Six Potains work on bridge build
By Christian Shelton13 September 2017
The equipment rental division of China Railway Major Bridge Engineering Group has supplied six Potain tower cranes to work on the construction of a double-deck bridge suspension bridge: the Yangsigang Bridge in Wuhan, Hubei Province, China.
The bridge will be 4,134 metres long and its main span will stretch 1,700 m across the Yangtze River. This will make it the longest suspended span bridge in China, and the second longest in the world. It will also be the first double-deck bridge across the Yangtze River and will carry ten lanes of traffic, with the upper deck being an expressway and the lower deck being an arterial road. The project is expected to cost RMB8.5 billion (US$1.27 billion).
The Potain cranes being used are two MC 475s, two MC 310 K16s and two MCT 205s. The MC 310 K16s and MC 475s are being used to build the bridge towers while the two MCT 205 units are constructing the anchor foundations.
The two bridge towers will stand at 250 metres tall. According to the cranes’ manufacturer, Manitowoc, the two MC 475 models used for the towers’ construction will only require six anchorages to reach their final working height. It claims this improves operational efficiency during the construction process and delivers cost savings.
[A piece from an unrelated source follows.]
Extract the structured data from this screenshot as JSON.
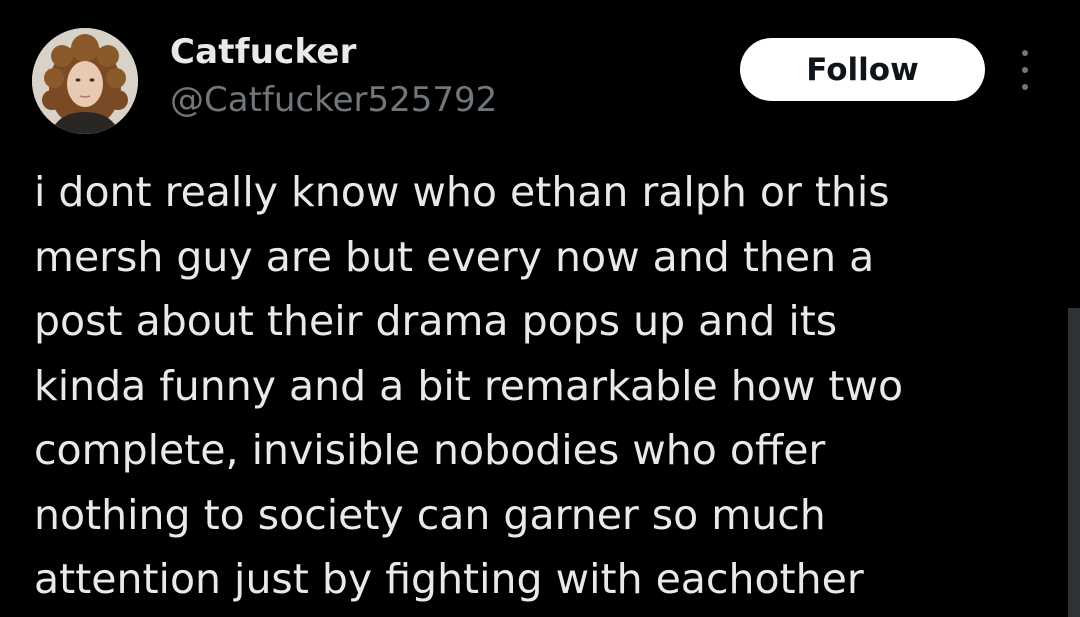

Manitowoc said the China Railway Major Bridge Engineering Group has been a Potain customer for 20 years. Xu Rongfeng, equipment manager for the Yangsigang Bridge project at China Railway Major Bridge Engineering Group, said that Potain cranes have had an exceptional track record on the company’s other large-scale projects. “The grand scale of the double-deck bridge across the Yangtze River makes the project highly challenging, and this is made even more difficult with the tight construction schedule,” he continued. “The progress of construction hinges on the quality and performance of the equipment we use. Luckily, the reliability and operational efficiency we get with the Potain cranes gives us complete peace of mind.”
Li Qiang, crane manager at China Railway Major Bridge Engineering Group’s equipment rental division, said, “Potain cranes are far superior to their rivals in terms of rope capacity and lifting speed, and this is a big advantage on this project as efficiency and performance are top priorities. We can’t afford to have any machine breakdowns. When purchasing cranes, we look at the quality of the components and the design details that go into a machine. With the Potain cranes, we like the finish of the steelwork, which is corrosion resistant making them suitable for harsh environments, such as bridge construction sites which are almost always around water.”
To ensure the maximum amount of crane uptime, Manitowoc said its Crane Care staff have been paying regular visits to the job site, handling routine maintenance work and providing training.